THE DATA —
#####

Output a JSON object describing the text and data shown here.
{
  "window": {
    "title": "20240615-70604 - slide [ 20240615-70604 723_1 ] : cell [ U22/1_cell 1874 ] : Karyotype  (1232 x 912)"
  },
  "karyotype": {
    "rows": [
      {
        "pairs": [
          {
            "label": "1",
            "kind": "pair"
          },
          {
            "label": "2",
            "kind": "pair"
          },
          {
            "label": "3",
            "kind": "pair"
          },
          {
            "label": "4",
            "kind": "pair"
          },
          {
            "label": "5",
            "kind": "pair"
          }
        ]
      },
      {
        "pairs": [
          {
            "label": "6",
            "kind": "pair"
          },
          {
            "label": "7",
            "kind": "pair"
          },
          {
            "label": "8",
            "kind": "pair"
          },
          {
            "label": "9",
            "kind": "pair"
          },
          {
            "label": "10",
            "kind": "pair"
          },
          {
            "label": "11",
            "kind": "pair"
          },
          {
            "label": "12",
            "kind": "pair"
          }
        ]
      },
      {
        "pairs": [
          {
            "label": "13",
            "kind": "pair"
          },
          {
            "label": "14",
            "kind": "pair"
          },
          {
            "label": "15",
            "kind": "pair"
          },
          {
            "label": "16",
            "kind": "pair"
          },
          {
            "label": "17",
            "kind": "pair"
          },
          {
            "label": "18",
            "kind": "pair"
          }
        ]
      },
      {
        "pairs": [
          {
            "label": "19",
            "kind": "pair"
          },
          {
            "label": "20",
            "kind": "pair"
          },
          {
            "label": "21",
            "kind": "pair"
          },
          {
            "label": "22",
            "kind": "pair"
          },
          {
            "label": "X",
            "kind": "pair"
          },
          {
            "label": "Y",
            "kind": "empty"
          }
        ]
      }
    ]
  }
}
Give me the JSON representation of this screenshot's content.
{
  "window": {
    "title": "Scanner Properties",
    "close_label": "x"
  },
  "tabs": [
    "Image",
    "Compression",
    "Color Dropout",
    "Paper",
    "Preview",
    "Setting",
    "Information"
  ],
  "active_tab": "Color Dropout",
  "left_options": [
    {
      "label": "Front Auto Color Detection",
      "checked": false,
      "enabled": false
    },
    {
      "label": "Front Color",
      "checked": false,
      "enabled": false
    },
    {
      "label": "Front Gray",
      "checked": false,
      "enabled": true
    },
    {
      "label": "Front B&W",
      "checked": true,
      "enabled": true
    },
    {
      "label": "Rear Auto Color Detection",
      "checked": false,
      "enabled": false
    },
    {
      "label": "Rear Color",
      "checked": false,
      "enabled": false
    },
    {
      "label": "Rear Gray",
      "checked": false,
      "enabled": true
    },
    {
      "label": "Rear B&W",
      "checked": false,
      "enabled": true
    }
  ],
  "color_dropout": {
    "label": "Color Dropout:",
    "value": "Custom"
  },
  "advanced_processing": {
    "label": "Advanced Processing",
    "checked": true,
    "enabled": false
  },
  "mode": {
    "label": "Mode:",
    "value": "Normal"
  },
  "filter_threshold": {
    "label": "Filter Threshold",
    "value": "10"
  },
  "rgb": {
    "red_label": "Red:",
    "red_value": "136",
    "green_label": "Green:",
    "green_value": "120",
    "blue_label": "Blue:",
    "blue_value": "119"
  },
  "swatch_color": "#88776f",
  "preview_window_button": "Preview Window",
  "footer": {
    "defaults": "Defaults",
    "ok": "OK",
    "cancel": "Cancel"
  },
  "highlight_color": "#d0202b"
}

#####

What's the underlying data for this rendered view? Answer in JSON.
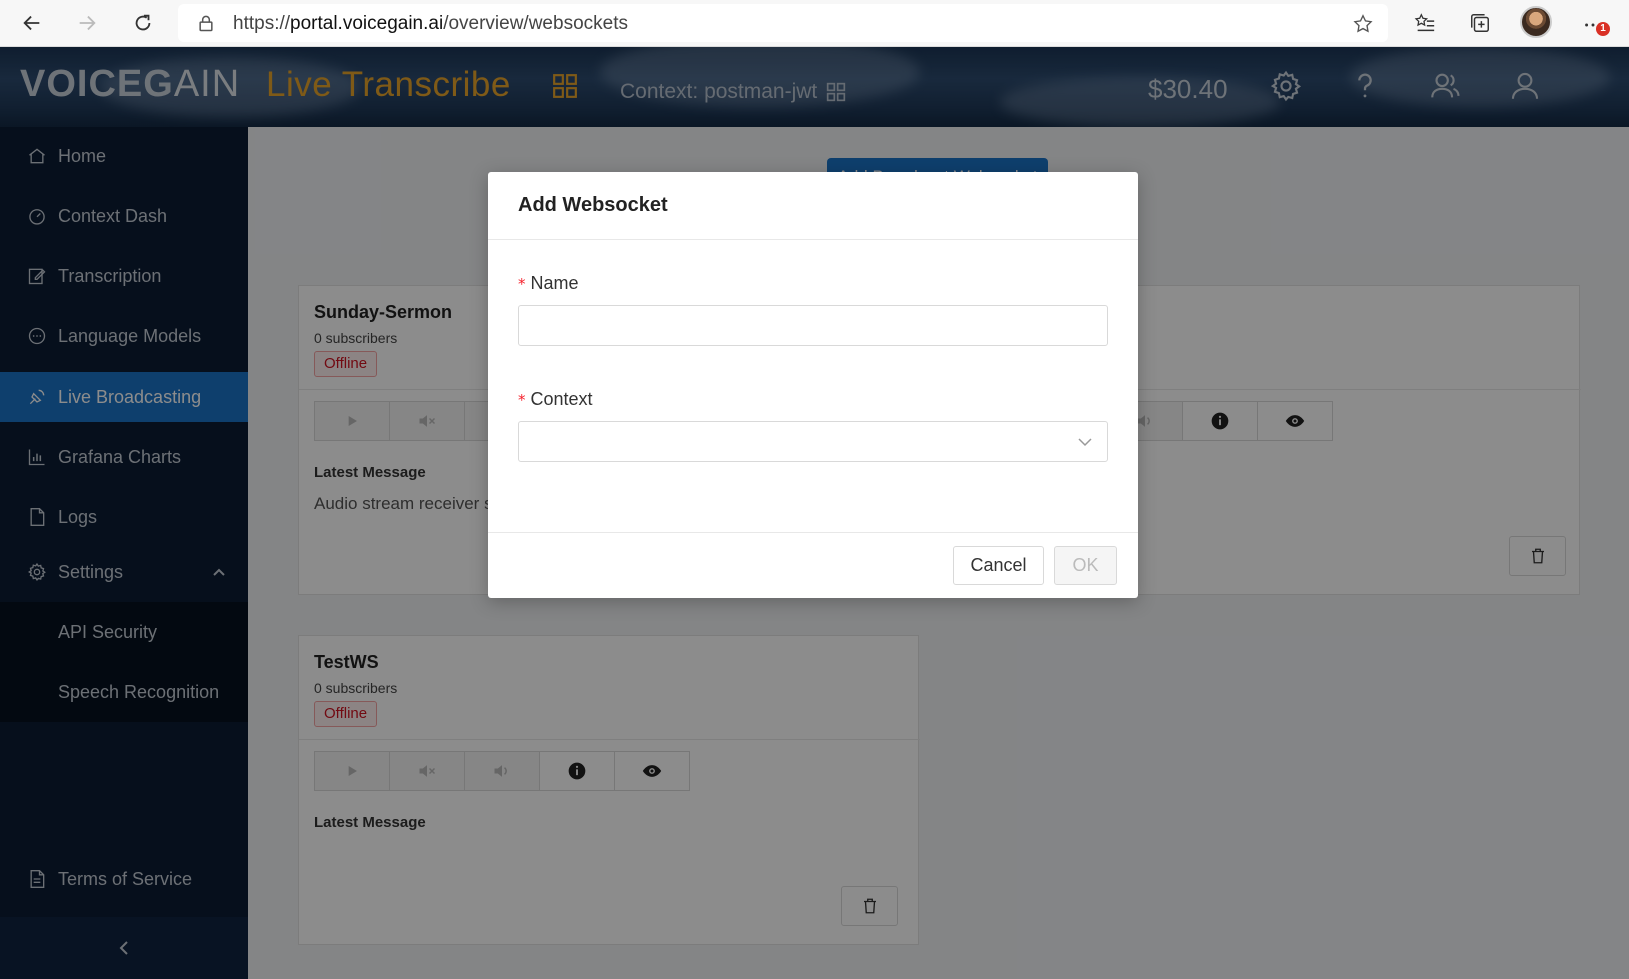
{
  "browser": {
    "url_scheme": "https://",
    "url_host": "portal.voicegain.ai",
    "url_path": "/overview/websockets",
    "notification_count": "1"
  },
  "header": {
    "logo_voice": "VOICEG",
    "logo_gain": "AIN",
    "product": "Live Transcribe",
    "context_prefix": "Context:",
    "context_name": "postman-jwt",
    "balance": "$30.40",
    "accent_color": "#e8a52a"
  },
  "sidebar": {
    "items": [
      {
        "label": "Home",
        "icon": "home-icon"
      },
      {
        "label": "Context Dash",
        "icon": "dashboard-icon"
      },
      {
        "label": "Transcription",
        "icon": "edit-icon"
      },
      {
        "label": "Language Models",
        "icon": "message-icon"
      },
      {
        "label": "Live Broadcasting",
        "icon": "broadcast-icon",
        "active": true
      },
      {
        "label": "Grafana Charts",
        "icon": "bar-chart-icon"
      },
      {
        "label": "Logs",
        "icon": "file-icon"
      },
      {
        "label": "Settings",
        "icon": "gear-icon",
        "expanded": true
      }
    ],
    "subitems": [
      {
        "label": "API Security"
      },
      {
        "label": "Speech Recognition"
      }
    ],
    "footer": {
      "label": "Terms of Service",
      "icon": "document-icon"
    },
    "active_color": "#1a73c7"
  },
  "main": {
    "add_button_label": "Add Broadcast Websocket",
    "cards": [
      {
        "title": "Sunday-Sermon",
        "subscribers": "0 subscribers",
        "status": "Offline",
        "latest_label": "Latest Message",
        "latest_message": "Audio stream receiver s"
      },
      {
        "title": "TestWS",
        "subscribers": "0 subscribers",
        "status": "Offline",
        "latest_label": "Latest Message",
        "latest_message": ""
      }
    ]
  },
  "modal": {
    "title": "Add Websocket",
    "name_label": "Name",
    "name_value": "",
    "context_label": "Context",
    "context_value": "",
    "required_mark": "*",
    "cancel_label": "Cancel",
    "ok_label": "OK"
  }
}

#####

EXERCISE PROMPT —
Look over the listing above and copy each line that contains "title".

ANSWER SPACE —
    "title": "20240615-70604 - slide [ 20240615-70604 723_1 ] : cell [ U22/1_cell 1874 ] : Karyotype  (1232 x 912)"
    "title": "Scanner Properties",
        "title": "Sunday-Sermon",
        "title": "TestWS",
    "title": "Add Websocket",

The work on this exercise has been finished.